When purchasing a new home with these new guidelines, borrowing power is also restricted. Using the scenario of a dual income family making a combined annual income of $85,000 the borrowing amount would be:

Current Lending Guidelines

Qualifying at a rate of 3.34% with a 25-year amortization and the combined income of $85,000 annually, the couple would be able to purchase a home at $560,000

New lending Guidelines

Qualifying at a rate of 5.34% (contract mortgage rate +2%) with a 25-year amortization and the combined annual income of $85,000 you would be able to purchase a home of $455,000.

OUTCOME: This gives a reduced borrowing amount of $105,000…Again a much lower amount and lessens the borrowing power significantly.

REFINANCING A MORTGAGE

A dual-income family with a combined annual income of $85,000.00. The current value of their home is $700,000. They have a remaining mortgage balance of $415,000 and lenders will refinance to a maximum of 80% LTV.
The maximum amount available is: $560,000 minus the existing mortgage gives you $145, 0000 available in the equity of the home, provided you qualify to borrow it.

Current Lending Requirements
Qualifying at a rate of 3.34 with a 25-year amortization, and a combined annual income of $85,000 you are able to borrow $560,000. If you reduce your existing mortgage of $415,000 this means you could qualify to access the full $145,000 available in the equity of your home.

New Lending Requirements
Qualifying at a rate of 5.34% (contract mortgage rate +2%) with a 25-year amortization, combined with the annual income of $85,000 and you would be able to borrow $455,000. If you reduce your existing mortgage of $415,000 this means that of the $145,000 available in the equity of your home you would only qualify to access $40,000 of it.

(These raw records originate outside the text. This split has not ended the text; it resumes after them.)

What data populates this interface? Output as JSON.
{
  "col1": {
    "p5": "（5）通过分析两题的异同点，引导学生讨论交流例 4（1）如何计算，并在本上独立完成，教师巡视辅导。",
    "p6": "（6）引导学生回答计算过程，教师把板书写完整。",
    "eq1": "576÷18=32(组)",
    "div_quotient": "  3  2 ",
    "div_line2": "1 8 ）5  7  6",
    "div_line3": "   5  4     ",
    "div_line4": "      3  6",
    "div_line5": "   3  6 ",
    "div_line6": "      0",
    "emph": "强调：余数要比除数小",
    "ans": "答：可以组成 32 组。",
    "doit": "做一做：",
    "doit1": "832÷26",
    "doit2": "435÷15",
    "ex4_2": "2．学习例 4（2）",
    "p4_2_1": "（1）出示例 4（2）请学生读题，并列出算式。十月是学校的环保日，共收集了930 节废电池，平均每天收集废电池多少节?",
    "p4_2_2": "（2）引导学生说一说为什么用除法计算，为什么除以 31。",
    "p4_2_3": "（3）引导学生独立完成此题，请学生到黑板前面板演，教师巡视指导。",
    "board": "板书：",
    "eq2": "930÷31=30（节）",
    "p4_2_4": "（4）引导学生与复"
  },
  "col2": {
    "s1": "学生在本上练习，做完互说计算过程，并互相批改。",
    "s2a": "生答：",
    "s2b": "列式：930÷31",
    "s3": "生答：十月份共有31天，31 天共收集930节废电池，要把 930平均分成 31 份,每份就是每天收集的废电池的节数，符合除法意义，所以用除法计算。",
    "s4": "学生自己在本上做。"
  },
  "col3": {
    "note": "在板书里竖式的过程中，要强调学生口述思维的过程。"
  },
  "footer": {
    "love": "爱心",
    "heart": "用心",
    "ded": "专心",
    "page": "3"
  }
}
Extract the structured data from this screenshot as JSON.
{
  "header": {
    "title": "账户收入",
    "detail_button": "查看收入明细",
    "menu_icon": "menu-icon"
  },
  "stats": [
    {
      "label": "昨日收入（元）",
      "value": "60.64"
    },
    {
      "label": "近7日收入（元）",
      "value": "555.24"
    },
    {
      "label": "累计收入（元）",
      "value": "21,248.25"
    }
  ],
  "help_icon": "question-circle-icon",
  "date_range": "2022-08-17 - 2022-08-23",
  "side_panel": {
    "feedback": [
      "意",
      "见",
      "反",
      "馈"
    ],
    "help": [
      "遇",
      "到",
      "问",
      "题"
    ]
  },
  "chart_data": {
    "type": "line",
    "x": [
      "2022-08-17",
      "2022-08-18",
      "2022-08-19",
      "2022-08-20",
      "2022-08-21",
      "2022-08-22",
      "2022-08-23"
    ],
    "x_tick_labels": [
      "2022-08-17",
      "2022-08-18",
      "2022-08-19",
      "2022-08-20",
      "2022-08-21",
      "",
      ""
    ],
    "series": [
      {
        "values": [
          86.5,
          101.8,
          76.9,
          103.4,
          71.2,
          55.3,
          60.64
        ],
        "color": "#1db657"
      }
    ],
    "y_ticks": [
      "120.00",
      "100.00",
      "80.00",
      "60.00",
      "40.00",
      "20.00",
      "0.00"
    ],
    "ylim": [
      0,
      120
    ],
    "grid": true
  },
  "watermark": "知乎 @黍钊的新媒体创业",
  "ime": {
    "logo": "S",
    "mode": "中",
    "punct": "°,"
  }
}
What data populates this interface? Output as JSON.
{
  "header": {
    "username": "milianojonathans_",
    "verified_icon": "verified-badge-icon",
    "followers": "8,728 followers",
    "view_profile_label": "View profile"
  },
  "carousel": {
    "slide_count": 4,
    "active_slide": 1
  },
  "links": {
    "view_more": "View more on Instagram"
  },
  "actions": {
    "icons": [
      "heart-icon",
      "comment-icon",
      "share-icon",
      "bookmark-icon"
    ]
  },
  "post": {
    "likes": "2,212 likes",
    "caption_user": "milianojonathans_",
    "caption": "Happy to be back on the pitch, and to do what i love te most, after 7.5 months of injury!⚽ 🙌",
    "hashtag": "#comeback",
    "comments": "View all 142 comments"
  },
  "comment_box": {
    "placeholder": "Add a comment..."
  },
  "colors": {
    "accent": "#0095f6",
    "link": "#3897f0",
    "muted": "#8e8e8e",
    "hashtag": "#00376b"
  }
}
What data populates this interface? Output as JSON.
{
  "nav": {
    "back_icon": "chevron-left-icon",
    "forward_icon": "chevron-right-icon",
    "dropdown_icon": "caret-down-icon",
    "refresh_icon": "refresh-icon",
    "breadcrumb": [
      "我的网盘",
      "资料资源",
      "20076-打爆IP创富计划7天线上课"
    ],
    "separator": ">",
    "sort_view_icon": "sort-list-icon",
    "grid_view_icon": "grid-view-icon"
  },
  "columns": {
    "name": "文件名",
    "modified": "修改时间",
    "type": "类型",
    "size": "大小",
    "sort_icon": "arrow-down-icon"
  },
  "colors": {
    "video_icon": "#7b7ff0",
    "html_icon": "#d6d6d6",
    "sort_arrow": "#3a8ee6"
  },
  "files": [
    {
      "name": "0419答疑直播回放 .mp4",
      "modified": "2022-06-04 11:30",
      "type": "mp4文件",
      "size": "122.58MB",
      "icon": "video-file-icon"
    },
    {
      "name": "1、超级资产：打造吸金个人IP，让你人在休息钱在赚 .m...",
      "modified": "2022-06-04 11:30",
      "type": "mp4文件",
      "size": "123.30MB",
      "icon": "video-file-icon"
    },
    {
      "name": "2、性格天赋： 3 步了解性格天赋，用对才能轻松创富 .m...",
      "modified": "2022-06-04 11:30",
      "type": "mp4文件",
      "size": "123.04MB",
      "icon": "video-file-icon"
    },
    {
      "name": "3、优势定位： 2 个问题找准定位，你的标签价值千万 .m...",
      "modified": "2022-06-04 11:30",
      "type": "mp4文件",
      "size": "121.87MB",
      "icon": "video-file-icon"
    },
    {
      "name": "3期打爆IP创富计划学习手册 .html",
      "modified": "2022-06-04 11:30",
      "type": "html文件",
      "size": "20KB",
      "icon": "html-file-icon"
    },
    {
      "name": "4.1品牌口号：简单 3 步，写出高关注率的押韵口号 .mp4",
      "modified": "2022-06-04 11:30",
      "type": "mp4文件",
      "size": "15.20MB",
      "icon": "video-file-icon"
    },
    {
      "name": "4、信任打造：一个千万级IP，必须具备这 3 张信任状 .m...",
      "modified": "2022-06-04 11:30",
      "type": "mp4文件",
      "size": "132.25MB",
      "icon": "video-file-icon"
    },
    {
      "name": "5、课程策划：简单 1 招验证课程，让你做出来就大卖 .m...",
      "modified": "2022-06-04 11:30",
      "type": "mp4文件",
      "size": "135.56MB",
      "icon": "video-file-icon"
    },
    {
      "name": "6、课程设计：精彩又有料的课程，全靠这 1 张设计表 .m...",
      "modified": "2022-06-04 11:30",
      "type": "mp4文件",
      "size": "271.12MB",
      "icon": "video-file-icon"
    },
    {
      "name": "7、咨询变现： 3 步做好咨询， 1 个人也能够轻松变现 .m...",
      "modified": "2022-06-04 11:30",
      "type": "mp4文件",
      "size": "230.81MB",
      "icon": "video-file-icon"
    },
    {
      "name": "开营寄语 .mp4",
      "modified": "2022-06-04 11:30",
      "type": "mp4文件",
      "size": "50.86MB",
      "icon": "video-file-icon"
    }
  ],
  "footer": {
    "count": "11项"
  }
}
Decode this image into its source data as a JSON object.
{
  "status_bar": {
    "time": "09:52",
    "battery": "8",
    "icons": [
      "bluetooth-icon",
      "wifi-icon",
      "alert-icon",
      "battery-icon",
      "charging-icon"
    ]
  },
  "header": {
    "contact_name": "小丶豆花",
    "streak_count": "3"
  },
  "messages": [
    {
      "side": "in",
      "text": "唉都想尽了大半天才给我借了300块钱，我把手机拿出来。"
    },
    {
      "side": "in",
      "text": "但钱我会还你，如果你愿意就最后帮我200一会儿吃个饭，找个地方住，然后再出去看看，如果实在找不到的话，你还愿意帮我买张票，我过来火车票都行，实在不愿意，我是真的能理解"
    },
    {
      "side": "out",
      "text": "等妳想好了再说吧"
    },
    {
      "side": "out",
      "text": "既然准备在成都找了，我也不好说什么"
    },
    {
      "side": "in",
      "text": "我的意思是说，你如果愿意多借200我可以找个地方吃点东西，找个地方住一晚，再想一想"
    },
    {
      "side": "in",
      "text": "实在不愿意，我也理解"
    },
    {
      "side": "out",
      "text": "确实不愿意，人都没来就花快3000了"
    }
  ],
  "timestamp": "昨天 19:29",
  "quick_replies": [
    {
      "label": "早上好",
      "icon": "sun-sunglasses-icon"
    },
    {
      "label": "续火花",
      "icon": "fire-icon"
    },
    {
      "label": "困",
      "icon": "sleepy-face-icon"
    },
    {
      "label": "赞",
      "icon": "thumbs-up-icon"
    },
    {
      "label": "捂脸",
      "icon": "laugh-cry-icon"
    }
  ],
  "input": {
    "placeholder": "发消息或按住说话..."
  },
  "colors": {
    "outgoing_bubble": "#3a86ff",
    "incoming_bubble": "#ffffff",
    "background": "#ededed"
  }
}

OUTCOME: That gives us a reduced borrowing power of $105,000. A significant decrease and one that greatly effects the refinancing of a mortgage.

CHANGES AND RESTRICTIONS TO LOAN TO VALUE FRAMEWORKS (NO MORTGAGE BUNDLING)

Mortgage Bundling is when primary mortgage providers team up with an alternative lender to provide a second loan. Doing this allowed for borrowers to circumvent LTV (loan to value) limits.
Under the new guidelines bundled mortgages will no longer be allowed with federally regulated financial institutions. Bundled mortgages will still be an option, but they will be restricted to brokers finding private lenders to bundle behind the first mortgage with the alternate lender. With the broker now finding the private lender will come increased rates and lender fees.
As an example, we will compare the following:
A dual income family that makes a combined annual income of $85,000 wants to purchase a new home for $560,000. The lender is requiring a LTV of 80% (20% down payment of $112,000.00). The borrowers (our dual income family) only have 10% down payment of $56,000.. This means they will require alternate lending of 10% ($56,000) to meet the LTV of 20%.

Current Lending Guidelines
The alternate lender provides a second mortgage of $56,000 at approximately 4-6% and a lender fee of up to 1.25%.

New Lending Guidelines
A private lender must be used for the second mortgage of $56,000. This lender is going to charge fees up to 12% plus a lenders fee of up to 6%

OUTCOME: The interest rates and lender fees are significantly higher under the new guidelines, making it more expensive for this dual income family.

These changes are significant and they will have different implications for different people. Whether you are refinancing, purchasing or currently have a bundled mortgage, these changes could potentially impact you. We advise that if you do have any questions, concerns or want to know more that you contact a Dominion Lending Centres mortgage specialist. They can advise on the best course of action for your unique situation and can help guide you through this next round of mortgage changes.

 

We would like to thank GEOFF LEE, Dominion Lending Centres – Accredited Mortgage Professional for writing this.